One month into the job, Boothbay Harbor Police Chief Doug Snyder shared his vision for the department: “An open-door policy with the public,” he said. “That’s what I want the department to be.” Snyder is not new to the department, having served as an officer for over six years.
Snyder’s vision includes expanding the “community-first model” which allows officers to spend as much time as needed with callers to provide the best service to the community, he said. “I’m not going to do everything the same as Bob (his predecessor, retired Police Chief Bob Hasch), he’s someone I look up to,” Snyder said. “His work with the CRC (Community Resource Council) on substance abuse in our community will be followed.”
Policies and procedures within the department are in good order, small changes and refinements will happen over time, Snyder explained. “But first we need people.”
Staffing is his top priority as the department is down to just two full-time officers. “I’m doing everything I can to hire people but I’m not going to compromise standards.” Officers who can be both nice, community-minded police, and still have the temperament to handle thefts and altercations that come in the summer months, are imperative: “We can handle everything from traffic to attempted murder,” and it’s equally important that we model good citizenship and care for our community, that we be good neighbors.”
“Lincoln County will always back us up. We receive between 36-50 hours of weekly supplemental patrol service from the Lincoln County Sheriff’s Office,” through a mutual aid agreement, he said. “And our department has five reserve officers, each filling one or two shifts weekly, which is great support.”
Still, staffing is a challenge. Compensation and burnout are the two biggest hurdles, he said.
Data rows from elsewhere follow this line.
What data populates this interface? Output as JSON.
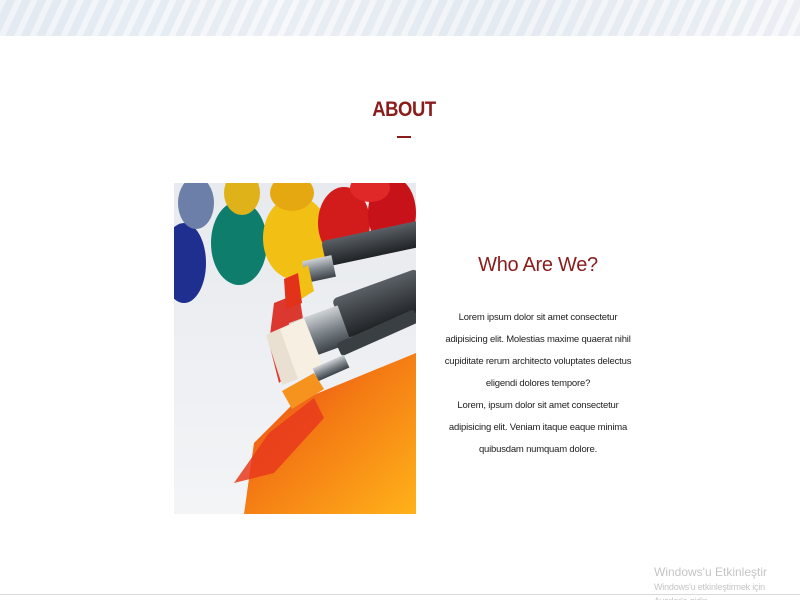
{
  "about": {
    "heading": "ABOUT",
    "image_alt": "Paint brushes with colorful paint tubes",
    "subheading": "Who Are We?",
    "paragraphs": [
      "Lorem ipsum dolor sit amet consectetur adipisicing elit. Molestias maxime quaerat nihil cupiditate rerum architecto voluptates delectus eligendi dolores tempore?",
      "Lorem, ipsum dolor sit amet consectetur adipisicing elit. Veniam itaque eaque minima quibusdam numquam dolore."
    ]
  },
  "watermark": {
    "title": "Windows'u Etkinleştir",
    "subtitle": "Windows'u etkinleştirmek için Ayarlar'a gidin."
  },
  "colors": {
    "accent": "#8b1c1c",
    "text": "#222222"
  }
}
The week of March 13, Snyder attended a job fair in Massachusetts and found that other departments were paying twice as much.
Snyder and the town have rolled out a series of enhanced benefits and incentives he hopes will attract employees: Up to $16,000 sign-on bonus, generous medical and life coverage, robust paid time off and several more job perks can be found on the recruitment flyer at https://www.facebook.com/bbhpolice
To ease burnout, Snyder has created a new work-life balance plan of working two days on/two days off and every other weekend; he hopes it will appeal to recruits.
To date, the push to hire has resulted in three applications; while recruitment has been ongoing for some time, rollout of the enhanced benefits and aggressive recruitment efforts are just a few weeks old, as of March 1.
Minutes from the Feb. 27 Boothbay Harbor selectmen’s meeting state Snyder has signed up to attend a law enforcement job fair in Auburn in April, LCSO is helping recruitment efforts via a press release, and union contract negotiations were to begin the week of Feb. 27 with all bargaining units.
While concerned about having new officers onboarded and trained before the start of tourist season, Snyder remains optimistic the department will fill jobs and infuse the department with fresh energy and enthusiasm. “I’m excited by the opportunity to create my own team,” he said.
Snyder is also hopeful he can someday add a search and rescue K-9 to the department. Snyder has experience with K-9 units. His Springer Spaniel, Lucas, is a retired bomb-sniffing dog Snyder brought home from Afghanistan. “Right now, it’s not cost-effective,” he said.
“This is my community, too,” Snyder said. He, wife Jessica and their four dogs live in East Boothbay. His ideal day in Boothbay involves running or biking the peninsula, taking his dogs for a swim, and eating at restaurants. He has run the Beach to Beacon 10k twice and, when medically cleared, will resume triathlon training. “Pats, Bruins, Celtics, Red Sox,” he drilled when asked about sports allegiances.
“Serving the public is what I want to do, and in the way I can serve here.”